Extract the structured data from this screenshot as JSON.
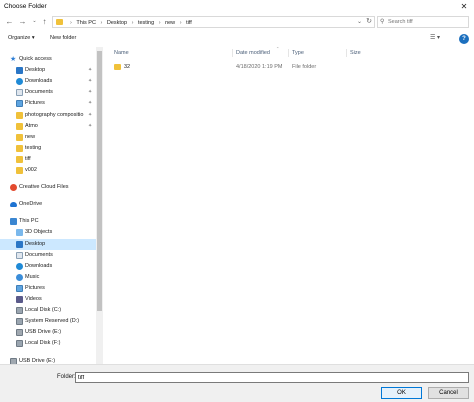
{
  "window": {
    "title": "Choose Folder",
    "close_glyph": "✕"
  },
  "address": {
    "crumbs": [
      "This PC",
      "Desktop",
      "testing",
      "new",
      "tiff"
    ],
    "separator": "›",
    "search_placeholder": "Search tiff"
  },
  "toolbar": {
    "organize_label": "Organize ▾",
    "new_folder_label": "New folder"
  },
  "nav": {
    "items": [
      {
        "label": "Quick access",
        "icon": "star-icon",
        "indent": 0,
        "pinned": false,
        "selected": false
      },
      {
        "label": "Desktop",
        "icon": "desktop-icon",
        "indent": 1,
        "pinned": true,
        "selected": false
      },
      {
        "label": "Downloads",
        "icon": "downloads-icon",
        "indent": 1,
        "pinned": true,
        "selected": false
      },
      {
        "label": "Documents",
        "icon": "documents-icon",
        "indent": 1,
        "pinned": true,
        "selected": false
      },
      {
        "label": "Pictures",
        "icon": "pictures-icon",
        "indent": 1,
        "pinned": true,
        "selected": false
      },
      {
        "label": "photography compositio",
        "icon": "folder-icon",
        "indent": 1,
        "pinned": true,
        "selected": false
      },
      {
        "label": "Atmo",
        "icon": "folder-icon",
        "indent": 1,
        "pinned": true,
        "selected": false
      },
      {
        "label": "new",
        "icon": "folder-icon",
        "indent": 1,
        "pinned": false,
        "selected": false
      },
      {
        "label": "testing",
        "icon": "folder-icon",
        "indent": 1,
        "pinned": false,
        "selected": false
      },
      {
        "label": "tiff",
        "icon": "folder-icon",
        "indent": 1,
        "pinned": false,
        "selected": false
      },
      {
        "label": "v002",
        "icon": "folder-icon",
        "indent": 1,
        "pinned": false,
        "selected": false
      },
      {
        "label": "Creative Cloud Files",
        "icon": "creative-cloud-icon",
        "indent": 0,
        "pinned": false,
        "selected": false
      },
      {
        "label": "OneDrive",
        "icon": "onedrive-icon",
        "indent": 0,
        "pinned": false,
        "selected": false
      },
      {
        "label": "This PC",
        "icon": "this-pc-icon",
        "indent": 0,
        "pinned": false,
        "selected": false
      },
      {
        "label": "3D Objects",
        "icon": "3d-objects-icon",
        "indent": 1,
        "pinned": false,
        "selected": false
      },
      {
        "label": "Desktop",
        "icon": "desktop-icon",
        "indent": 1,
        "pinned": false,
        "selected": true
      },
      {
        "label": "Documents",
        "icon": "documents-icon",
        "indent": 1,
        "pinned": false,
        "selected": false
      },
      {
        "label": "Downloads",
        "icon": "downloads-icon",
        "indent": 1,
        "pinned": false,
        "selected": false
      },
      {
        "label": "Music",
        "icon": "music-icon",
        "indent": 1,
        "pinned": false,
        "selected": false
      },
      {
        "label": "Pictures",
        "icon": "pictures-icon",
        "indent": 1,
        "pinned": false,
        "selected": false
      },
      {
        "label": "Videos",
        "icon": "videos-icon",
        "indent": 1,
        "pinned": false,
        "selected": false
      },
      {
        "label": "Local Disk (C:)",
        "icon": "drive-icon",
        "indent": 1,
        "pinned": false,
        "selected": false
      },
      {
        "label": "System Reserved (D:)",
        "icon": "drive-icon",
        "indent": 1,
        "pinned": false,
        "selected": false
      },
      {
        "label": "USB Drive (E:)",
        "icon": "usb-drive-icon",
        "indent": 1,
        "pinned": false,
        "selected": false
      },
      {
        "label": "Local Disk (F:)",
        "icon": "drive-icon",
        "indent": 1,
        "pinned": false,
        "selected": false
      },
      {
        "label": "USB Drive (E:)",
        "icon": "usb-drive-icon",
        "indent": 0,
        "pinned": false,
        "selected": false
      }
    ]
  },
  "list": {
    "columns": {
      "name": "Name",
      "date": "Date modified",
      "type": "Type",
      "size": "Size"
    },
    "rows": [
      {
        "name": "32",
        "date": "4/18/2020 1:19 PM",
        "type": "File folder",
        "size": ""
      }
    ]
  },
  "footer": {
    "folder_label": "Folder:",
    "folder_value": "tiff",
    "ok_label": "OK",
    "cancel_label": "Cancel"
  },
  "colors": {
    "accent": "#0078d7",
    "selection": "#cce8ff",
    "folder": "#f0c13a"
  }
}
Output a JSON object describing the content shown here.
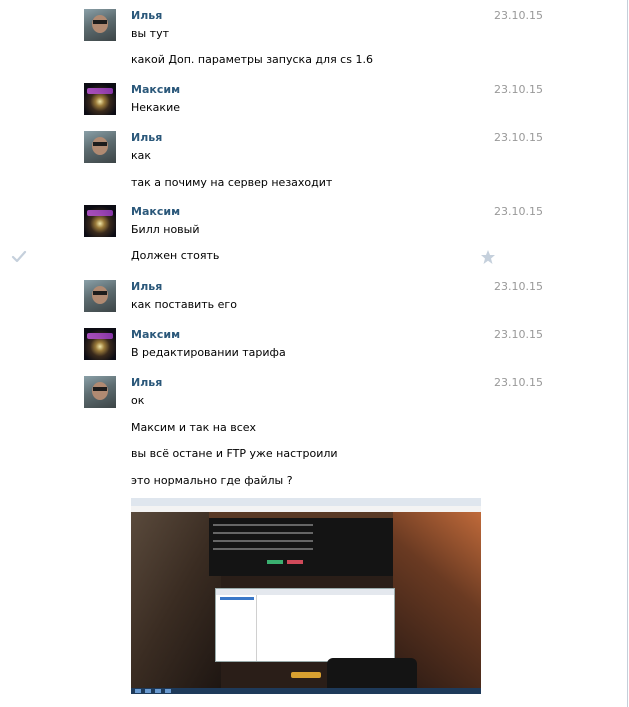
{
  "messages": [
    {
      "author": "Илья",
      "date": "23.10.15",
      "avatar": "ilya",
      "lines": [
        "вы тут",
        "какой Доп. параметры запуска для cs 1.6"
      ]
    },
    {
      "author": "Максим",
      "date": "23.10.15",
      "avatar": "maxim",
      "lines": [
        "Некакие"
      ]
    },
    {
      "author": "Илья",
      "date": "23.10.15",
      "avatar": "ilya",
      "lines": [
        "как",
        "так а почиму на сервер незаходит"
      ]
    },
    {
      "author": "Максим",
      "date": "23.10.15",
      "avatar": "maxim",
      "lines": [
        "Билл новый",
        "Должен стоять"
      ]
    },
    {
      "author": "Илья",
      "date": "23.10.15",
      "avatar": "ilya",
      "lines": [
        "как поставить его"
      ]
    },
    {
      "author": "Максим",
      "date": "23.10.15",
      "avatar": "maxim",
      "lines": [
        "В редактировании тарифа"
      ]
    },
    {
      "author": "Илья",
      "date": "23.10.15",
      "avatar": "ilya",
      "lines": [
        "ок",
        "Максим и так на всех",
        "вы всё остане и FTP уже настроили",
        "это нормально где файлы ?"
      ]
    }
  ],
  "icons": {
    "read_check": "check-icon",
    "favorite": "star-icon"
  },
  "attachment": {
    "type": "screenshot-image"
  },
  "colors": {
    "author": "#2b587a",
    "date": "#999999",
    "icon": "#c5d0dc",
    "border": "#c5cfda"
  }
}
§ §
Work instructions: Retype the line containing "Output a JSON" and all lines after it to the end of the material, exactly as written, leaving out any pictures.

Result of the exercise:
Output a JSON object describing the content shown here.
{
  "messages": [
    {
      "author": "Илья",
      "date": "23.10.15",
      "avatar": "ilya",
      "lines": [
        "вы тут",
        "какой Доп. параметры запуска для cs 1.6"
      ]
    },
    {
      "author": "Максим",
      "date": "23.10.15",
      "avatar": "maxim",
      "lines": [
        "Некакие"
      ]
    },
    {
      "author": "Илья",
      "date": "23.10.15",
      "avatar": "ilya",
      "lines": [
        "как",
        "так а почиму на сервер незаходит"
      ]
    },
    {
      "author": "Максим",
      "date": "23.10.15",
      "avatar": "maxim",
      "lines": [
        "Билл новый",
        "Должен стоять"
      ]
    },
    {
      "author": "Илья",
      "date": "23.10.15",
      "avatar": "ilya",
      "lines": [
        "как поставить его"
      ]
    },
    {
      "author": "Максим",
      "date": "23.10.15",
      "avatar": "maxim",
      "lines": [
        "В редактировании тарифа"
      ]
    },
    {
      "author": "Илья",
      "date": "23.10.15",
      "avatar": "ilya",
      "lines": [
        "ок",
        "Максим и так на всех",
        "вы всё остане и FTP уже настроили",
        "это нормально где файлы ?"
      ]
    }
  ],
  "icons": {
    "read_check": "check-icon",
    "favorite": "star-icon"
  },
  "attachment": {
    "type": "screenshot-image"
  },
  "colors": {
    "author": "#2b587a",
    "date": "#999999",
    "icon": "#c5d0dc",
    "border": "#c5cfda"
  }
}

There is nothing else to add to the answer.